Dataset records:

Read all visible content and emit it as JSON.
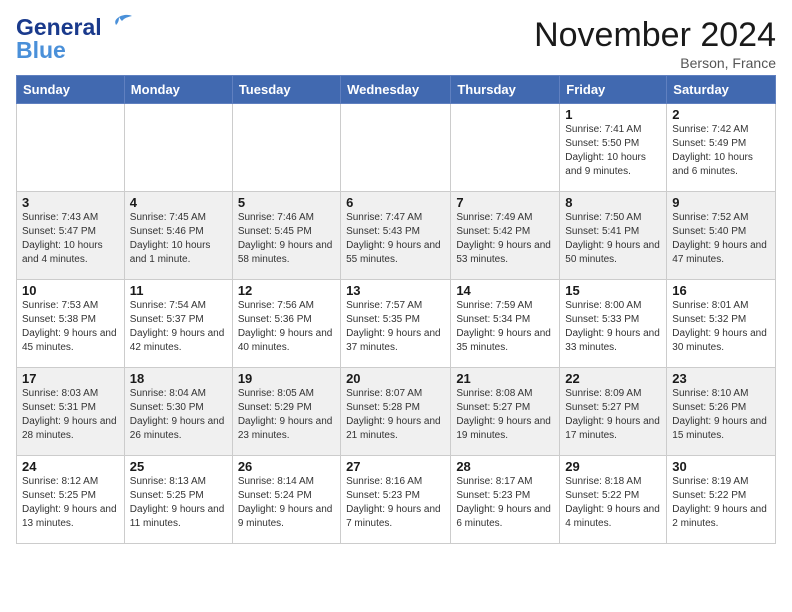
{
  "header": {
    "logo_general": "General",
    "logo_blue": "Blue",
    "month_title": "November 2024",
    "subtitle": "Berson, France"
  },
  "calendar": {
    "days_of_week": [
      "Sunday",
      "Monday",
      "Tuesday",
      "Wednesday",
      "Thursday",
      "Friday",
      "Saturday"
    ],
    "weeks": [
      [
        {
          "day": "",
          "info": ""
        },
        {
          "day": "",
          "info": ""
        },
        {
          "day": "",
          "info": ""
        },
        {
          "day": "",
          "info": ""
        },
        {
          "day": "",
          "info": ""
        },
        {
          "day": "1",
          "info": "Sunrise: 7:41 AM\nSunset: 5:50 PM\nDaylight: 10 hours and 9 minutes."
        },
        {
          "day": "2",
          "info": "Sunrise: 7:42 AM\nSunset: 5:49 PM\nDaylight: 10 hours and 6 minutes."
        }
      ],
      [
        {
          "day": "3",
          "info": "Sunrise: 7:43 AM\nSunset: 5:47 PM\nDaylight: 10 hours and 4 minutes."
        },
        {
          "day": "4",
          "info": "Sunrise: 7:45 AM\nSunset: 5:46 PM\nDaylight: 10 hours and 1 minute."
        },
        {
          "day": "5",
          "info": "Sunrise: 7:46 AM\nSunset: 5:45 PM\nDaylight: 9 hours and 58 minutes."
        },
        {
          "day": "6",
          "info": "Sunrise: 7:47 AM\nSunset: 5:43 PM\nDaylight: 9 hours and 55 minutes."
        },
        {
          "day": "7",
          "info": "Sunrise: 7:49 AM\nSunset: 5:42 PM\nDaylight: 9 hours and 53 minutes."
        },
        {
          "day": "8",
          "info": "Sunrise: 7:50 AM\nSunset: 5:41 PM\nDaylight: 9 hours and 50 minutes."
        },
        {
          "day": "9",
          "info": "Sunrise: 7:52 AM\nSunset: 5:40 PM\nDaylight: 9 hours and 47 minutes."
        }
      ],
      [
        {
          "day": "10",
          "info": "Sunrise: 7:53 AM\nSunset: 5:38 PM\nDaylight: 9 hours and 45 minutes."
        },
        {
          "day": "11",
          "info": "Sunrise: 7:54 AM\nSunset: 5:37 PM\nDaylight: 9 hours and 42 minutes."
        },
        {
          "day": "12",
          "info": "Sunrise: 7:56 AM\nSunset: 5:36 PM\nDaylight: 9 hours and 40 minutes."
        },
        {
          "day": "13",
          "info": "Sunrise: 7:57 AM\nSunset: 5:35 PM\nDaylight: 9 hours and 37 minutes."
        },
        {
          "day": "14",
          "info": "Sunrise: 7:59 AM\nSunset: 5:34 PM\nDaylight: 9 hours and 35 minutes."
        },
        {
          "day": "15",
          "info": "Sunrise: 8:00 AM\nSunset: 5:33 PM\nDaylight: 9 hours and 33 minutes."
        },
        {
          "day": "16",
          "info": "Sunrise: 8:01 AM\nSunset: 5:32 PM\nDaylight: 9 hours and 30 minutes."
        }
      ],
      [
        {
          "day": "17",
          "info": "Sunrise: 8:03 AM\nSunset: 5:31 PM\nDaylight: 9 hours and 28 minutes."
        },
        {
          "day": "18",
          "info": "Sunrise: 8:04 AM\nSunset: 5:30 PM\nDaylight: 9 hours and 26 minutes."
        },
        {
          "day": "19",
          "info": "Sunrise: 8:05 AM\nSunset: 5:29 PM\nDaylight: 9 hours and 23 minutes."
        },
        {
          "day": "20",
          "info": "Sunrise: 8:07 AM\nSunset: 5:28 PM\nDaylight: 9 hours and 21 minutes."
        },
        {
          "day": "21",
          "info": "Sunrise: 8:08 AM\nSunset: 5:27 PM\nDaylight: 9 hours and 19 minutes."
        },
        {
          "day": "22",
          "info": "Sunrise: 8:09 AM\nSunset: 5:27 PM\nDaylight: 9 hours and 17 minutes."
        },
        {
          "day": "23",
          "info": "Sunrise: 8:10 AM\nSunset: 5:26 PM\nDaylight: 9 hours and 15 minutes."
        }
      ],
      [
        {
          "day": "24",
          "info": "Sunrise: 8:12 AM\nSunset: 5:25 PM\nDaylight: 9 hours and 13 minutes."
        },
        {
          "day": "25",
          "info": "Sunrise: 8:13 AM\nSunset: 5:25 PM\nDaylight: 9 hours and 11 minutes."
        },
        {
          "day": "26",
          "info": "Sunrise: 8:14 AM\nSunset: 5:24 PM\nDaylight: 9 hours and 9 minutes."
        },
        {
          "day": "27",
          "info": "Sunrise: 8:16 AM\nSunset: 5:23 PM\nDaylight: 9 hours and 7 minutes."
        },
        {
          "day": "28",
          "info": "Sunrise: 8:17 AM\nSunset: 5:23 PM\nDaylight: 9 hours and 6 minutes."
        },
        {
          "day": "29",
          "info": "Sunrise: 8:18 AM\nSunset: 5:22 PM\nDaylight: 9 hours and 4 minutes."
        },
        {
          "day": "30",
          "info": "Sunrise: 8:19 AM\nSunset: 5:22 PM\nDaylight: 9 hours and 2 minutes."
        }
      ]
    ]
  }
}
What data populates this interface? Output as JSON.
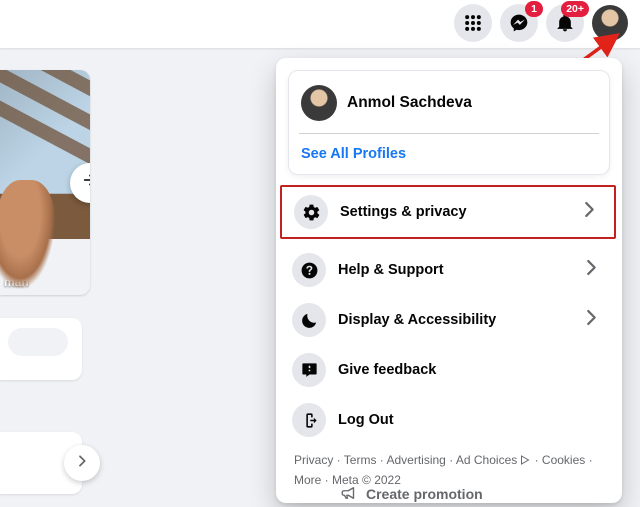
{
  "header": {
    "messenger_badge": "1",
    "notifications_badge": "20+"
  },
  "story": {
    "caption": "man"
  },
  "panel": {
    "profile_name": "Anmol Sachdeva",
    "see_all": "See All Profiles",
    "menu": {
      "settings": "Settings & privacy",
      "help": "Help & Support",
      "display": "Display & Accessibility",
      "feedback": "Give feedback",
      "logout": "Log Out"
    },
    "footer": {
      "privacy": "Privacy",
      "terms": "Terms",
      "advertising": "Advertising",
      "ad_choices": "Ad Choices",
      "cookies": "Cookies",
      "more": "More",
      "meta": "Meta © 2022"
    }
  },
  "promo": "Create promotion"
}
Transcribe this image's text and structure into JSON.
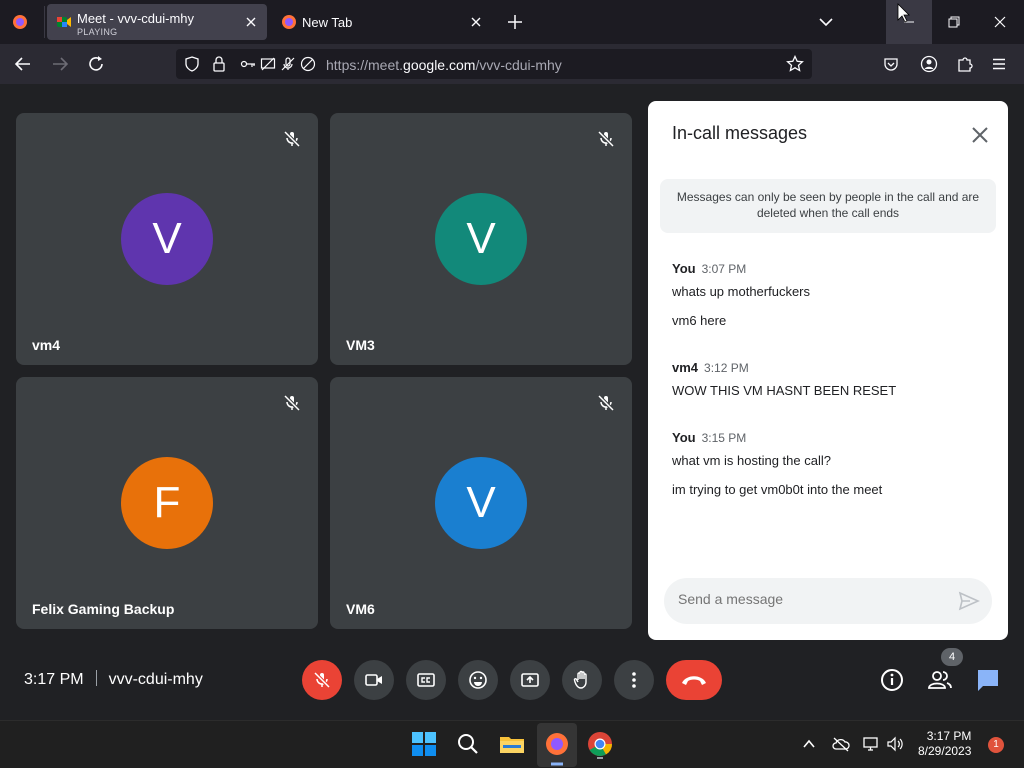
{
  "browser": {
    "tabs": [
      {
        "title": "Meet - vvv-cdui-mhy",
        "subtitle": "PLAYING",
        "active": true
      },
      {
        "title": "New Tab",
        "active": false
      }
    ],
    "url": {
      "prefix": "https://meet.",
      "host": "google.com",
      "path": "/vvv-cdui-mhy"
    }
  },
  "meet": {
    "tiles": [
      {
        "name": "vm4",
        "initial": "V",
        "color": "#5f35ae"
      },
      {
        "name": "VM3",
        "initial": "V",
        "color": "#12897a"
      },
      {
        "name": "Felix Gaming Backup",
        "initial": "F",
        "color": "#e8710a"
      },
      {
        "name": "VM6",
        "initial": "V",
        "color": "#1a7fd0"
      }
    ],
    "time": "3:17 PM",
    "meeting_code": "vvv-cdui-mhy",
    "people_count": "4"
  },
  "chat": {
    "title": "In-call messages",
    "notice": "Messages can only be seen by people in the call and are deleted when the call ends",
    "groups": [
      {
        "sender": "You",
        "time": "3:07 PM",
        "messages": [
          "whats up motherfuckers",
          "vm6 here"
        ]
      },
      {
        "sender": "vm4",
        "time": "3:12 PM",
        "messages": [
          "WOW THIS VM HASNT BEEN RESET"
        ]
      },
      {
        "sender": "You",
        "time": "3:15 PM",
        "messages": [
          "what vm is hosting the call?",
          "im trying to get vm0b0t into the meet"
        ]
      }
    ],
    "input_placeholder": "Send a message"
  },
  "taskbar": {
    "time": "3:17 PM",
    "date": "8/29/2023",
    "notifications": "1"
  }
}
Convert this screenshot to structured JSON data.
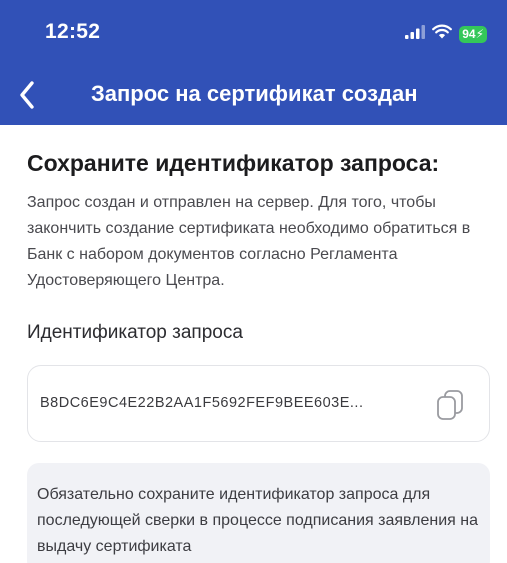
{
  "status_bar": {
    "time": "12:52",
    "battery": "94",
    "battery_color": "#34c759"
  },
  "nav": {
    "title": "Запрос на сертификат создан",
    "back_icon": "chevron-left-icon",
    "background_color": "#3151b7"
  },
  "main": {
    "section_title": "Сохраните идентификатор запроса:",
    "description": "Запрос создан и отправлен на сервер. Для того, чтобы закончить создание сертификата необходимо обратиться в Банк с набором документов согласно Регламента Удостоверяющего Центра.",
    "field_label": "Идентификатор запроса",
    "request_id": "B8DC6E9C4E22B2AA1F5692FEF9BEE603E...",
    "copy_icon": "copy-icon",
    "notice": "Обязательно сохраните идентификатор запроса для последующей сверки в процессе подписания заявления на выдачу сертификата"
  }
}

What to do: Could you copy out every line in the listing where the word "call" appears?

Exercise output:
    "title": "In-call messages",
    "notice": "Messages can only be seen by people in the call and are deleted when the call ends",
          "what vm is hosting the call?",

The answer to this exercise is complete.